Goal of the exercise: Copy all the lines below without altering anything.

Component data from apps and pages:
= = =

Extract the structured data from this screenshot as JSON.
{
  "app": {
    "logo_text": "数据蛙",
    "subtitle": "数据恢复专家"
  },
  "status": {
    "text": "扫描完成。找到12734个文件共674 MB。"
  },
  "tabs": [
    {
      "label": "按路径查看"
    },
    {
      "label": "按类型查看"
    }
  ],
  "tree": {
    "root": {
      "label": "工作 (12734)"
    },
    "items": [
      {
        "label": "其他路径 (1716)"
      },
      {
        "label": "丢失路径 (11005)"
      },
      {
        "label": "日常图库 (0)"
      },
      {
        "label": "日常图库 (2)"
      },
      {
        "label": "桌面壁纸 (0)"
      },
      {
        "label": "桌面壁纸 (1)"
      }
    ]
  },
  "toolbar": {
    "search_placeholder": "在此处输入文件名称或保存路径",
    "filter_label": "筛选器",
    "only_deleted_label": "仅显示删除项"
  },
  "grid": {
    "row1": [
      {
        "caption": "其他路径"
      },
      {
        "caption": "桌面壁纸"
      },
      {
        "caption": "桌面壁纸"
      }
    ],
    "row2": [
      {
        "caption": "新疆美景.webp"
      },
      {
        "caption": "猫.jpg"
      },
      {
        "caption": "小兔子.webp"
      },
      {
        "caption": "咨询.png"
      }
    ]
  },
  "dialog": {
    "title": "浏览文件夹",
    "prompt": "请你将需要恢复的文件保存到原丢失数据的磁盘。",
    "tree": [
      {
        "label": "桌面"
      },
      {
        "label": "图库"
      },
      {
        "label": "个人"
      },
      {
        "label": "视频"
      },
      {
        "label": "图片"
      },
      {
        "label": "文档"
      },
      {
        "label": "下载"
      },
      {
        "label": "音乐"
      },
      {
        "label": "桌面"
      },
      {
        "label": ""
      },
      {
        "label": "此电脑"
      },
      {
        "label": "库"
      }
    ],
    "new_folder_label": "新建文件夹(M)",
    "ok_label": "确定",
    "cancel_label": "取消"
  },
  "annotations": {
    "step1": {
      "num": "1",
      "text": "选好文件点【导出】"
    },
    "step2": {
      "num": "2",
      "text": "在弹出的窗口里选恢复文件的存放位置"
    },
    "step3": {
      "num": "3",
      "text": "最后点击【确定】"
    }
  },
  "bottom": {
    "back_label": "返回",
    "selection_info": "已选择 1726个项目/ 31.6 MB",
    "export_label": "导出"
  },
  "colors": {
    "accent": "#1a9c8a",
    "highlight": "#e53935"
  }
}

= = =

Task result:
Extract the structured data from this screenshot as JSON.
{
  "app": {
    "logo_text": "数据蛙",
    "subtitle": "数据恢复专家"
  },
  "status": {
    "text": "扫描完成。找到12734个文件共674 MB。"
  },
  "tabs": [
    {
      "label": "按路径查看"
    },
    {
      "label": "按类型查看"
    }
  ],
  "tree": {
    "root": {
      "label": "工作 (12734)"
    },
    "items": [
      {
        "label": "其他路径 (1716)"
      },
      {
        "label": "丢失路径 (11005)"
      },
      {
        "label": "日常图库 (0)"
      },
      {
        "label": "日常图库 (2)"
      },
      {
        "label": "桌面壁纸 (0)"
      },
      {
        "label": "桌面壁纸 (1)"
      }
    ]
  },
  "toolbar": {
    "search_placeholder": "在此处输入文件名称或保存路径",
    "filter_label": "筛选器",
    "only_deleted_label": "仅显示删除项"
  },
  "grid": {
    "row1": [
      {
        "caption": "其他路径"
      },
      {
        "caption": "桌面壁纸"
      },
      {
        "caption": "桌面壁纸"
      }
    ],
    "row2": [
      {
        "caption": "新疆美景.webp"
      },
      {
        "caption": "猫.jpg"
      },
      {
        "caption": "小兔子.webp"
      },
      {
        "caption": "咨询.png"
      }
    ]
  },
  "dialog": {
    "title": "浏览文件夹",
    "prompt": "请你将需要恢复的文件保存到原丢失数据的磁盘。",
    "tree": [
      {
        "label": "桌面"
      },
      {
        "label": "图库"
      },
      {
        "label": "个人"
      },
      {
        "label": "视频"
      },
      {
        "label": "图片"
      },
      {
        "label": "文档"
      },
      {
        "label": "下载"
      },
      {
        "label": "音乐"
      },
      {
        "label": "桌面"
      },
      {
        "label": ""
      },
      {
        "label": "此电脑"
      },
      {
        "label": "库"
      }
    ],
    "new_folder_label": "新建文件夹(M)",
    "ok_label": "确定",
    "cancel_label": "取消"
  },
  "annotations": {
    "step1": {
      "num": "1",
      "text": "选好文件点【导出】"
    },
    "step2": {
      "num": "2",
      "text": "在弹出的窗口里选恢复文件的存放位置"
    },
    "step3": {
      "num": "3",
      "text": "最后点击【确定】"
    }
  },
  "bottom": {
    "back_label": "返回",
    "selection_info": "已选择 1726个项目/ 31.6 MB",
    "export_label": "导出"
  },
  "colors": {
    "accent": "#1a9c8a",
    "highlight": "#e53935"
  }
}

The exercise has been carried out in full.